Exercise description. Which lines below hold the word "value"? Report each one.

Component data from apps and pages:
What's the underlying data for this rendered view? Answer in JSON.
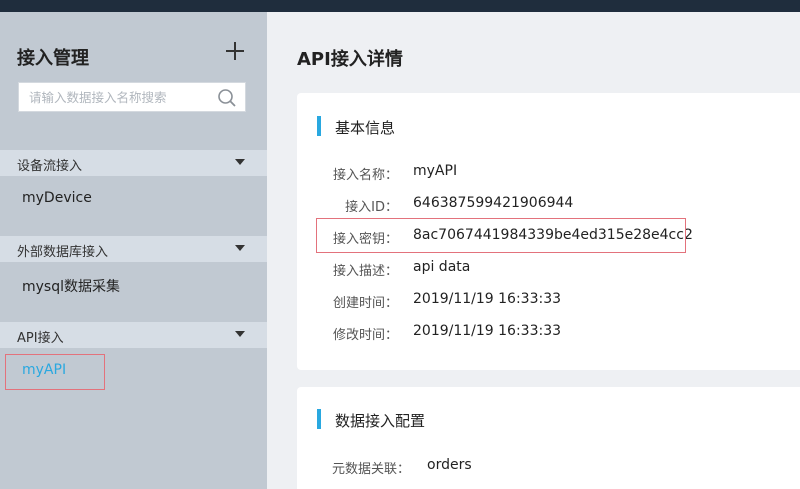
{
  "sidebar": {
    "title": "接入管理",
    "search_placeholder": "请输入数据接入名称搜索",
    "groups": [
      {
        "label": "设备流接入",
        "items": [
          "myDevice"
        ]
      },
      {
        "label": "外部数据库接入",
        "items": [
          "mysql数据采集"
        ]
      },
      {
        "label": "API接入",
        "items": [
          "myAPI"
        ]
      }
    ]
  },
  "main": {
    "title": "API接入详情",
    "basic": {
      "title": "基本信息",
      "rows": [
        {
          "label": "接入名称：",
          "value": "myAPI"
        },
        {
          "label": "接入ID：",
          "value": "646387599421906944"
        },
        {
          "label": "接入密钥：",
          "value": "8ac7067441984339be4ed315e28e4cc2"
        },
        {
          "label": "接入描述：",
          "value": "api data"
        },
        {
          "label": "创建时间：",
          "value": "2019/11/19 16:33:33"
        },
        {
          "label": "修改时间：",
          "value": "2019/11/19 16:33:33"
        }
      ]
    },
    "config": {
      "title": "数据接入配置",
      "rows": [
        {
          "label": "元数据关联：",
          "value": "orders"
        }
      ]
    }
  },
  "colors": {
    "accent": "#29a8e0",
    "highlight": "#e3727c",
    "sidebar": "#c1c9d2",
    "topbar": "#1f2d3d"
  }
}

Reply to the exercise.
          "value": "myAPI"
          "value": "646387599421906944"
          "value": "8ac7067441984339be4ed315e28e4cc2"
          "value": "api data"
          "value": "2019/11/19 16:33:33"
          "value": "2019/11/19 16:33:33"
          "value": "orders"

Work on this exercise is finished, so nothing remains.